In conclusion, the results of this study show that a weight-loss diet that incorporates moderate amounts of MCT oil leads to greater losses of body weight and fat mass than does consumption of an equivalent amount of olive oil. Although this study cannot distinguish which side of the energy balance equation played a bigger role in this differential weight loss (enhanced suppression of food intake or enhanced thermic effect of food), these data complement the body of literature concluding that MCT oil can be successfully used in a weight-management program to enhance weight loss. This study also shows that fats have a place in a weight-loss diet and that choosing MCT oil over an LCT oil may provide an additional boost for weight loss.
We thank all the subjects for their participation in this study, Evita Isip and Laura Lee T Goree for their help with dietary counseling, Suzanne Henson for providing the EatRight materials, and Douglas Heimburger for medical supervision of the study.

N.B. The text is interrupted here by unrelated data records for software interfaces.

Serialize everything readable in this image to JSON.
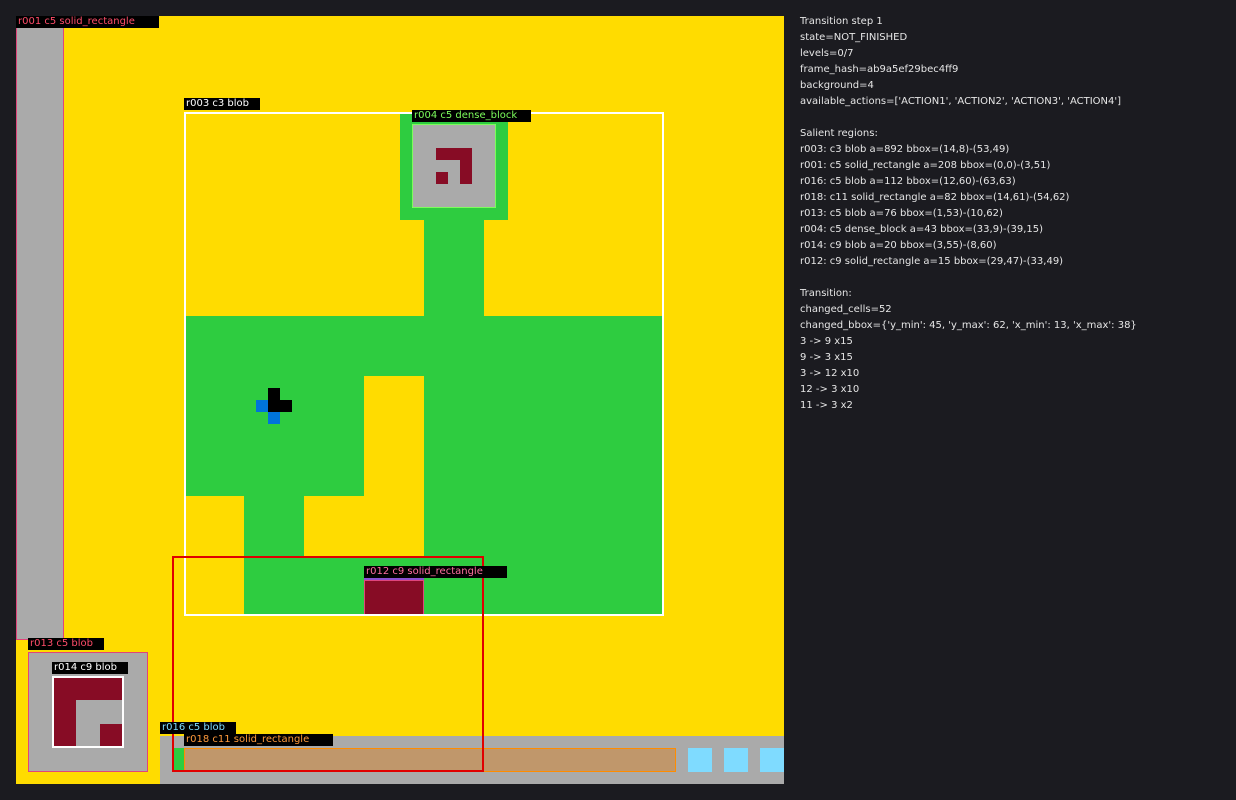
{
  "colors": {
    "background": "#ffdc00",
    "green": "#2ecc40",
    "gray": "#aaaaaa",
    "maroon": "#870c25",
    "black": "#000000",
    "blue": "#0074d9",
    "light_blue": "#7fdbff",
    "tan": "#c0976b",
    "page_bg": "#1b1b20"
  },
  "overlay_labels": {
    "r001": "r001 c5 solid_rectangle",
    "r003": "r003 c3 blob",
    "r004": "r004 c5 dense_block",
    "r012": "r012 c9 solid_rectangle",
    "r013": "r013 c5 blob",
    "r014": "r014 c9 blob",
    "r016": "r016 c5 blob",
    "r018": "r018 c11 solid_rectangle"
  },
  "info": {
    "header": [
      "Transition step 1",
      "state=NOT_FINISHED",
      "levels=0/7",
      "frame_hash=ab9a5ef29bec4ff9",
      "background=4",
      "available_actions=['ACTION1', 'ACTION2', 'ACTION3', 'ACTION4']"
    ],
    "regions_title": "Salient regions:",
    "regions": [
      "r003: c3 blob a=892 bbox=(14,8)-(53,49)",
      "r001: c5 solid_rectangle a=208 bbox=(0,0)-(3,51)",
      "r016: c5 blob a=112 bbox=(12,60)-(63,63)",
      "r018: c11 solid_rectangle a=82 bbox=(14,61)-(54,62)",
      "r013: c5 blob a=76 bbox=(1,53)-(10,62)",
      "r004: c5 dense_block a=43 bbox=(33,9)-(39,15)",
      "r014: c9 blob a=20 bbox=(3,55)-(8,60)",
      "r012: c9 solid_rectangle a=15 bbox=(29,47)-(33,49)"
    ],
    "transition_title": "Transition:",
    "transition": [
      "changed_cells=52",
      "changed_bbox={'y_min': 45, 'y_max': 62, 'x_min': 13, 'x_max': 38}",
      "3 -> 9 x15",
      "9 -> 3 x15",
      "3 -> 12 x10",
      "12 -> 3 x10",
      "11 -> 3 x2"
    ]
  }
}
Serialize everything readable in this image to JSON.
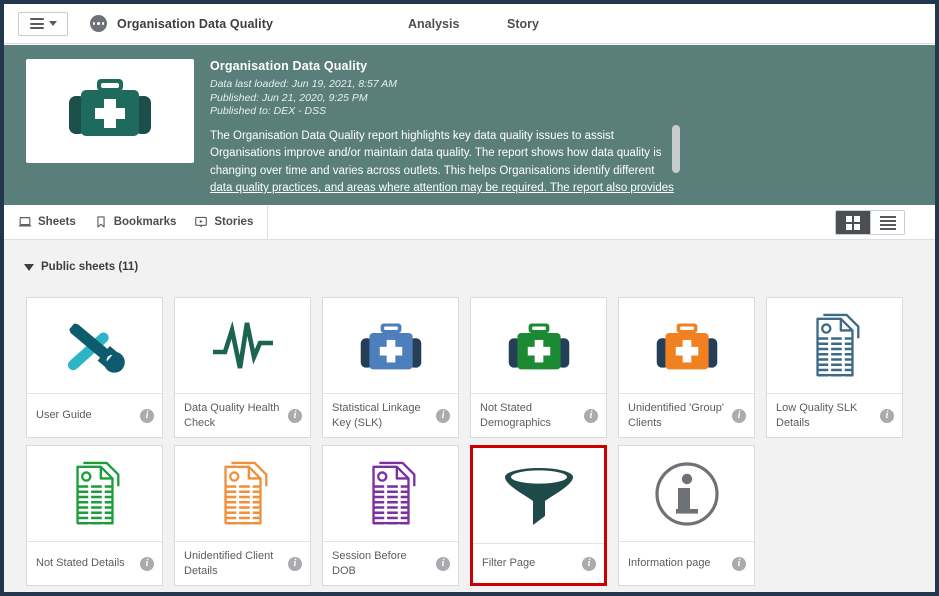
{
  "topbar": {
    "menu_icon": "hamburger-icon",
    "menu_caret_icon": "chevron-down-icon",
    "app_icon": "app-dots-icon",
    "app_title": "Organisation Data Quality",
    "nav": [
      {
        "label": "Analysis",
        "name": "nav-analysis"
      },
      {
        "label": "Story",
        "name": "nav-story"
      }
    ]
  },
  "banner": {
    "thumbnail_icon": "medical-bag-icon",
    "thumbnail_color": "#1e6b5e",
    "background_color": "#5a7e79",
    "title": "Organisation Data Quality",
    "meta": [
      "Data last loaded: Jun 19, 2021, 8:57 AM",
      "Published: Jun 21, 2020, 9:25 PM",
      "Published to: DEX - DSS"
    ],
    "description_lines": [
      "The Organisation Data Quality report highlights key data quality issues to assist",
      "Organisations improve and/or maintain data quality. The report shows how data quality is",
      "changing over time and varies across outlets. This helps Organisations identify different",
      "data quality practices, and areas where attention may be required. The report also provides"
    ],
    "scrollbar": "vertical-scrollbar"
  },
  "tabs": [
    {
      "label": "Sheets",
      "icon": "sheets-icon",
      "name": "tab-sheets"
    },
    {
      "label": "Bookmarks",
      "icon": "bookmark-icon",
      "name": "tab-bookmarks"
    },
    {
      "label": "Stories",
      "icon": "stories-icon",
      "name": "tab-stories"
    }
  ],
  "view_toggle": {
    "grid_icon": "grid-view-icon",
    "list_icon": "list-view-icon",
    "active": "grid"
  },
  "section": {
    "caret_icon": "caret-down-icon",
    "title": "Public sheets (11)"
  },
  "sheets": [
    {
      "label": "User Guide",
      "icon": "tools-icon",
      "color": "#0f5b6e",
      "accent": "#2cb5c7",
      "selected": false
    },
    {
      "label": "Data Quality Health Check",
      "icon": "heartbeat-icon",
      "color": "#1a6450",
      "accent": "#1a6450",
      "selected": false
    },
    {
      "label": "Statistical Linkage Key (SLK)",
      "icon": "medical-bag-icon",
      "color": "#4d7fbd",
      "accent": "#253f59",
      "selected": false
    },
    {
      "label": "Not Stated Demographics",
      "icon": "medical-bag-icon",
      "color": "#1c8a32",
      "accent": "#253f59",
      "selected": false
    },
    {
      "label": "Unidentified 'Group' Clients",
      "icon": "medical-bag-icon",
      "color": "#f08020",
      "accent": "#253f59",
      "selected": false
    },
    {
      "label": "Low Quality SLK Details",
      "icon": "report-docs-icon",
      "color": "#3e6a88",
      "accent": "#3e6a88",
      "selected": false
    },
    {
      "label": "Not Stated Details",
      "icon": "report-docs-icon",
      "color": "#1d9c3c",
      "accent": "#1d9c3c",
      "selected": false
    },
    {
      "label": "Unidentified Client Details",
      "icon": "report-docs-icon",
      "color": "#f0903a",
      "accent": "#f0903a",
      "selected": false
    },
    {
      "label": "Session Before DOB",
      "icon": "report-docs-icon",
      "color": "#7b2fa0",
      "accent": "#7b2fa0",
      "selected": false
    },
    {
      "label": "Filter Page",
      "icon": "funnel-icon",
      "color": "#1f4a4a",
      "accent": "#1f4a4a",
      "selected": true
    },
    {
      "label": "Information page",
      "icon": "info-circle-icon",
      "color": "#6e7276",
      "accent": "#6e7276",
      "selected": false
    }
  ],
  "info_icon_glyph": "i",
  "selection_highlight_color": "#cc0000"
}
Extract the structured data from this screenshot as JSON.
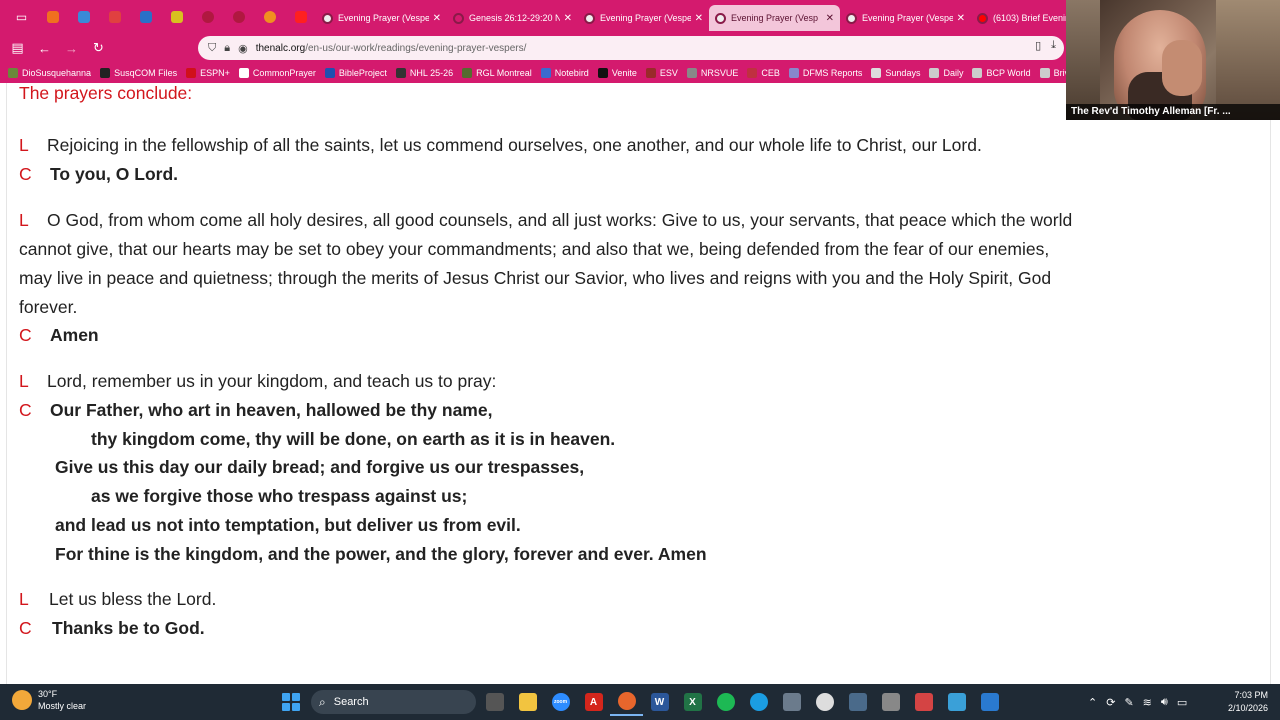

2Supported by the International Life Sciences Institute, North America, and GCRC grant M01 RR-00032 from the National Center for Research Resources. Medium chain triacylglycerol oil was provided by Stepan Company.
The contributions of the authors were as follows—M-PS-O: study concept and design, analysis and interpretation of data, drafting of the manuscript, critical revision of the manuscript for important intellectual content, statistical expertise, obtained funding, and study supervision; AB: analysis and interpretation of data, critical revision of the manuscript for important intellectual content, and study supervision.
The authors had no conflicts of interest to disclose.